Where this language really stands out is in its unique orthography. Town Speech is written with a combination of Chinese characters, called kandji in Town Speech, along with hiragana and katakana. Borrowed from Japanese, this writing system has been repurposed to fit a Germanic phonology and lexicon, with kandji having both Sino-Xenic and native Germanic readings.
[top]Morphology and Syntax
Overall, Urban Basanawa is an SVO analytic language. It has migrated away from the V2 word order common in West Germanic, and has also lost the method of forming questions via word order inversion. Instead, questions are formed through the use of an initial question particle. As an analytic language, it has lost many of the declensions and cases of its Germanic relatives. However, nouns still mark plural in -/(ə)s/ (written -す) or -/(ə)n/ (written -ん), and verbs still agree with the subject in person and number. Relativization uses an invariant particle rather than the relative pronoun found throughout Germanic.

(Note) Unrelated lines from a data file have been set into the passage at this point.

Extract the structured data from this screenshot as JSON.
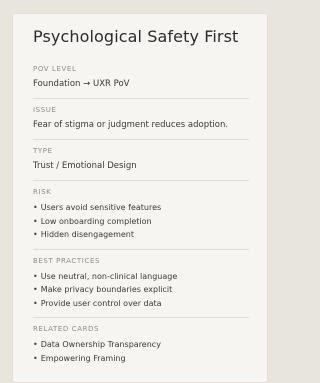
{
  "card": {
    "title": "Psychological Safety First",
    "pov": {
      "label": "POV LEVEL",
      "value": "Foundation → UXR PoV"
    },
    "issue": {
      "label": "ISSUE",
      "value": "Fear of stigma or judgment reduces adoption."
    },
    "type": {
      "label": "TYPE",
      "value": "Trust / Emotional Design"
    },
    "risk": {
      "label": "RISK",
      "items": [
        "Users avoid sensitive features",
        "Low onboarding completion",
        "Hidden disengagement"
      ]
    },
    "best_practices": {
      "label": "BEST PRACTICES",
      "items": [
        "Use neutral, non-clinical language",
        "Make privacy boundaries explicit",
        "Provide user control over data"
      ]
    },
    "related": {
      "label": "RELATED CARDS",
      "items": [
        "Data Ownership Transparency",
        "Empowering Framing"
      ]
    }
  }
}
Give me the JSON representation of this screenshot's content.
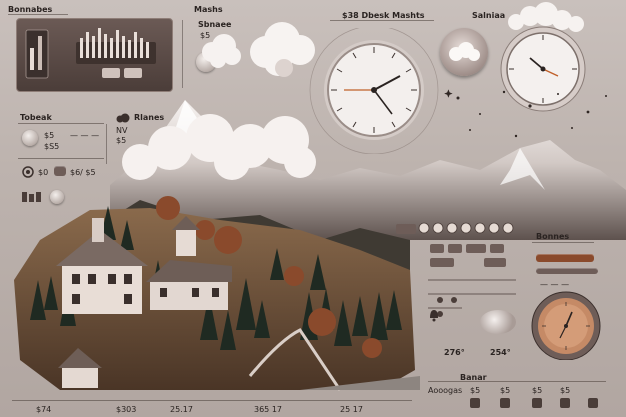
{
  "top": {
    "left_title": "Bonnabes",
    "center_left_title": "Mashs",
    "side_title": "Sbnaee",
    "side_value": "$5",
    "clock_header": "$38 Dbesk Mashts",
    "right_header": "Salniaa"
  },
  "left_panel": {
    "title": "Tobeak",
    "row1": "$5",
    "row2": "$S5",
    "dashes1": "— — —",
    "label_b": "$0",
    "stats": "$6/ $5"
  },
  "center_label": {
    "prefix": "NV",
    "title": "Rlanes",
    "sub": "$5"
  },
  "right_panel": {
    "title": "Bonnes",
    "ticker": "— — —"
  },
  "widget_values": {
    "left": "276°",
    "right": "254°"
  },
  "bottom_right": {
    "title": "Banar",
    "labels": [
      "Aooogas",
      "$5",
      "$5",
      "$5",
      "$5"
    ]
  },
  "bottom_axis": [
    "$74",
    "$303",
    "25.17",
    "365 17",
    "25 17"
  ],
  "colors": {
    "accent": "#6e5d58",
    "panel": "#574843",
    "clock_face": "#f3efed",
    "hand_accent": "#c0602a"
  },
  "icons": [
    "gear-icon",
    "bell-icon",
    "home-icon",
    "cloud-icon",
    "star-icon",
    "sun-icon"
  ]
}
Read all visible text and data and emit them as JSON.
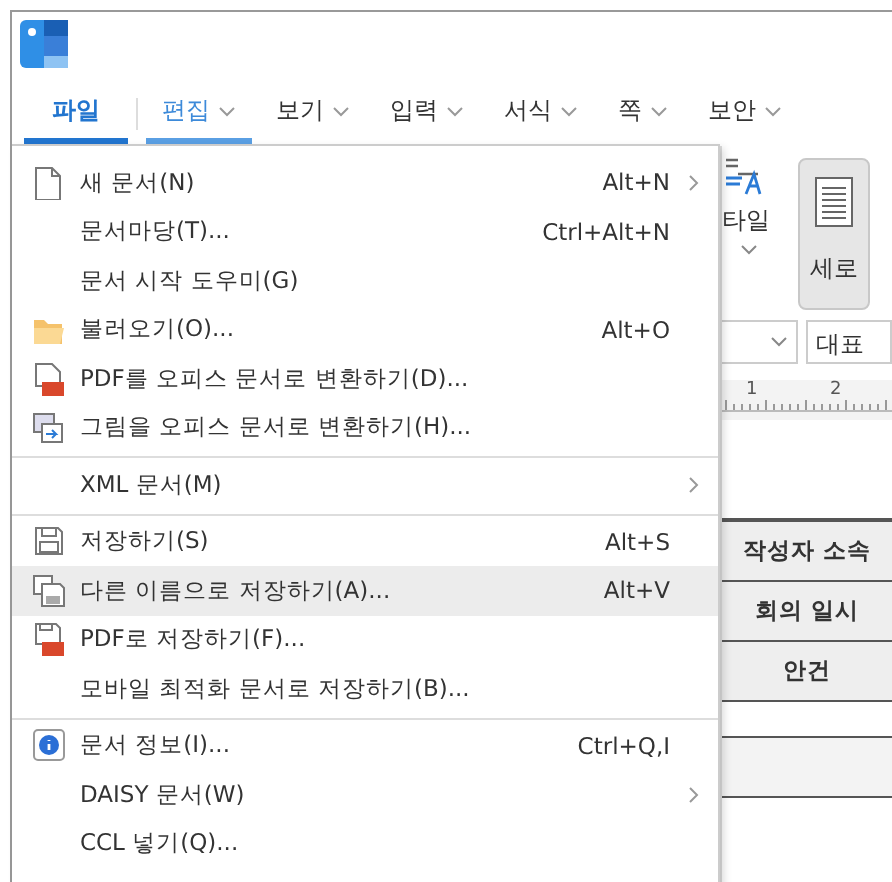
{
  "menu_tabs": [
    {
      "label": "파일",
      "selected": true,
      "hovered": false,
      "dropdown": false
    },
    {
      "label": "편집",
      "selected": false,
      "hovered": true,
      "dropdown": true
    },
    {
      "label": "보기",
      "selected": false,
      "hovered": false,
      "dropdown": true
    },
    {
      "label": "입력",
      "selected": false,
      "hovered": false,
      "dropdown": true
    },
    {
      "label": "서식",
      "selected": false,
      "hovered": false,
      "dropdown": true
    },
    {
      "label": "쪽",
      "selected": false,
      "hovered": false,
      "dropdown": true
    },
    {
      "label": "보안",
      "selected": false,
      "hovered": false,
      "dropdown": true
    }
  ],
  "ribbon": {
    "style_label": "타일",
    "orientation_button": {
      "label": "세로",
      "selected": true
    },
    "style_field": "대표",
    "ruler_marks": [
      "1",
      "2"
    ]
  },
  "document_table": {
    "rows": [
      {
        "label": "작성자 소속"
      },
      {
        "label": "회의 일시"
      },
      {
        "label": "안건"
      },
      {
        "label": ""
      },
      {
        "label": ""
      }
    ]
  },
  "file_menu": {
    "items": [
      {
        "kind": "item",
        "label": "새 문서(N)",
        "shortcut": "Alt+N",
        "submenu": true,
        "highlighted": false
      },
      {
        "kind": "item",
        "label": "문서마당(T)...",
        "shortcut": "Ctrl+Alt+N",
        "submenu": false,
        "highlighted": false
      },
      {
        "kind": "item",
        "label": "문서 시작 도우미(G)",
        "submenu": false,
        "highlighted": false
      },
      {
        "kind": "item",
        "label": "불러오기(O)...",
        "shortcut": "Alt+O",
        "submenu": false,
        "highlighted": false
      },
      {
        "kind": "item",
        "label": "PDF를 오피스 문서로 변환하기(D)...",
        "submenu": false,
        "highlighted": false
      },
      {
        "kind": "item",
        "label": "그림을 오피스 문서로 변환하기(H)...",
        "submenu": false,
        "highlighted": false
      },
      {
        "kind": "separator"
      },
      {
        "kind": "item",
        "label": "XML 문서(M)",
        "submenu": true,
        "highlighted": false
      },
      {
        "kind": "separator"
      },
      {
        "kind": "item",
        "label": "저장하기(S)",
        "shortcut": "Alt+S",
        "submenu": false,
        "highlighted": false
      },
      {
        "kind": "item",
        "label": "다른 이름으로 저장하기(A)...",
        "shortcut": "Alt+V",
        "submenu": false,
        "highlighted": true
      },
      {
        "kind": "item",
        "label": "PDF로 저장하기(F)...",
        "submenu": false,
        "highlighted": false
      },
      {
        "kind": "item",
        "label": "모바일 최적화 문서로 저장하기(B)...",
        "submenu": false,
        "highlighted": false
      },
      {
        "kind": "separator"
      },
      {
        "kind": "item",
        "label": "문서 정보(I)...",
        "shortcut": "Ctrl+Q,I",
        "submenu": false,
        "highlighted": false
      },
      {
        "kind": "item",
        "label": "DAISY 문서(W)",
        "submenu": true,
        "highlighted": false
      },
      {
        "kind": "item",
        "label": "CCL 넣기(Q)...",
        "submenu": false,
        "highlighted": false
      }
    ]
  }
}
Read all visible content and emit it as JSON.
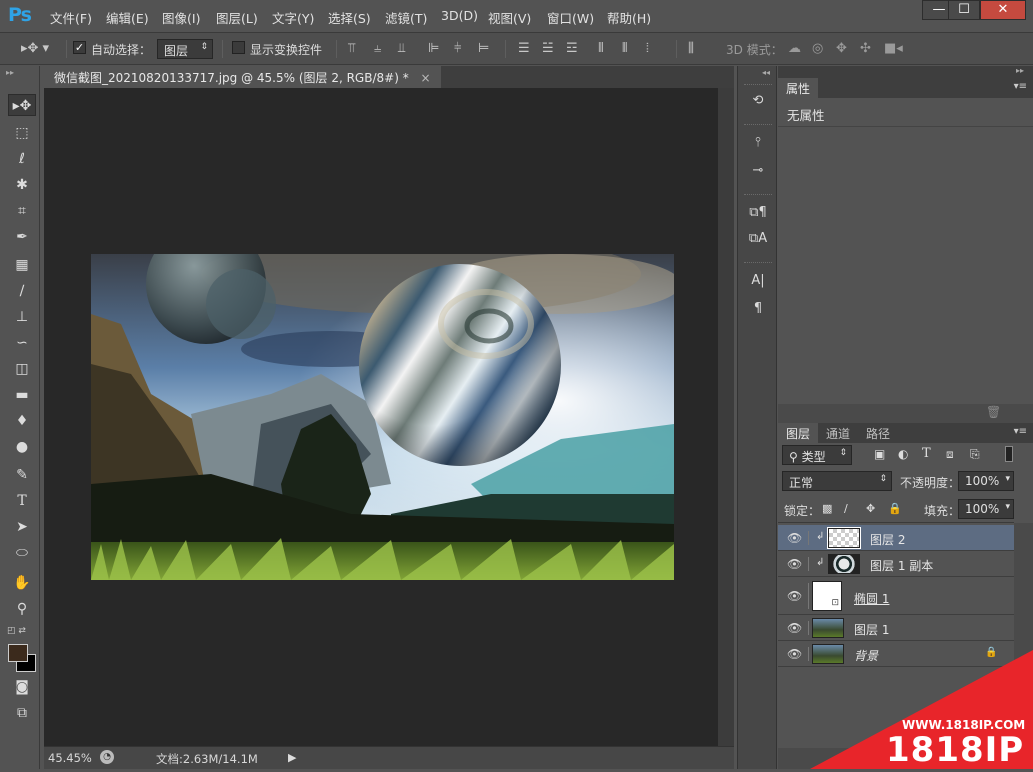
{
  "app": {
    "logo": "Ps"
  },
  "menu": [
    "文件(F)",
    "编辑(E)",
    "图像(I)",
    "图层(L)",
    "文字(Y)",
    "选择(S)",
    "滤镜(T)",
    "3D(D)",
    "视图(V)",
    "窗口(W)",
    "帮助(H)"
  ],
  "window_controls": {
    "minimize": "—",
    "maximize": "☐",
    "close": "✕"
  },
  "options": {
    "auto_select_label": "自动选择：",
    "auto_select_value": "图层",
    "show_transform_label": "显示变换控件",
    "mode_3d_label": "3D 模式："
  },
  "document": {
    "tab_title": "微信截图_20210820133717.jpg @ 45.5% (图层 2, RGB/8#) *",
    "tab_close": "×"
  },
  "status": {
    "zoom": "45.45%",
    "doc_info": "文档:2.63M/14.1M"
  },
  "properties": {
    "title": "属性",
    "content": "无属性"
  },
  "layers_panel": {
    "tabs": [
      "图层",
      "通道",
      "路径"
    ],
    "filter_kind": "类型",
    "blend_mode": "正常",
    "opacity_label": "不透明度：",
    "opacity_value": "100%",
    "lock_label": "锁定：",
    "fill_label": "填充：",
    "fill_value": "100%",
    "layers": [
      {
        "name": "图层 2",
        "selected": true,
        "clipped": true
      },
      {
        "name": "图层 1 副本",
        "selected": false,
        "clipped": true
      },
      {
        "name": "椭圆 1",
        "selected": false,
        "clipped": false
      },
      {
        "name": "图层 1",
        "selected": false,
        "clipped": false
      },
      {
        "name": "背景",
        "selected": false,
        "clipped": false,
        "locked": true
      }
    ]
  },
  "watermark": {
    "url": "WWW.1818IP.COM",
    "brand": "1818IP"
  },
  "colors": {
    "accent": "#2fa3e6",
    "watermark_red": "#e8252a",
    "selected_row": "#5d6c82"
  }
}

Since it is an analytic language without case marking, the morphosyntactic alignment is neutral.
The lexicon is where Town Speech really stands out. As a base, it has a large vocabulary of native West Germanic words, which have clear cognates in Dutch, German, or English. This includes most of the words in the most colloquial registers, and many basic colloquial sentences, when transcribed into the Latin alphabet, can be understood by a speaker of Dutch or Low German. On top of that are added a large number of Sino-Xenic (i.e., originally Chinese) loanwords, acquired via Japanese. These include words for scientific and technical concepts, as well as a large number of the words for modern-day life, such as bank (銀行 ginkoo), battery (電池 dentschi), and government (政府 seefu). Finally, there is a delightful sprinkling of loanwords from various other East Asian or European languages, to add flavor. The overall effect is a fascinating blend of Germanic function words with Sino-Japanese technical vocabulary.
[top]More on Town Speech
If you want more, check out this article on Town Speech historical phonology, the Town Speech lexibuild sets, or the staggeringly large number of detailed translations into Town Speech.
[top]A Note on LotM
Got suggestions for how the next LotM should be written? See something in Urban Basanawa that wasn't covered and you wish it had been? Feel free to shoot us (phi2dao, argyle, protondonor, or Avlönskt) a PM with your thoughts, suggestions, and hate mail. Also feel free to drop by the LotM clan if you have other feedback, want to join in the voting process, or nominate a language! Spring is almost here, and so is our new language of the month,
on 01/03/17 15:25-32protondonorone of these days I'll get this right on the first try
on 01/03/17 04:50-9protondonorwip whoops